(Records begins)
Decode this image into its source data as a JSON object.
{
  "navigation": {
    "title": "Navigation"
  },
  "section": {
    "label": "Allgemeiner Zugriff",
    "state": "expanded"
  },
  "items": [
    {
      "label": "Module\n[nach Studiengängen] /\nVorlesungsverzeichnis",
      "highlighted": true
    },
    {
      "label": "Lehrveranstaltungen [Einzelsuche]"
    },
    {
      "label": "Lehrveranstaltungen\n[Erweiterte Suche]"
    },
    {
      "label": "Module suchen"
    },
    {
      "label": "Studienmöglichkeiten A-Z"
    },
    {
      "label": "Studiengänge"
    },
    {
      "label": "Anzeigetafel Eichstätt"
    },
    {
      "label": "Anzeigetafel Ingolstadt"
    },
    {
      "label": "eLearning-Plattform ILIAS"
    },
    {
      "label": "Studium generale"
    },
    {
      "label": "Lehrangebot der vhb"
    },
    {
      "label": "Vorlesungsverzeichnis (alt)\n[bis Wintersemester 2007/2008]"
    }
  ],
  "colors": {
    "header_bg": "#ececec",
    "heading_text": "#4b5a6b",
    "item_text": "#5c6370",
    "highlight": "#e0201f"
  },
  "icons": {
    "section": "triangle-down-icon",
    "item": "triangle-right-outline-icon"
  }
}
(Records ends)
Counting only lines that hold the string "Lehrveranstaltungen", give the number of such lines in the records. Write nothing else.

2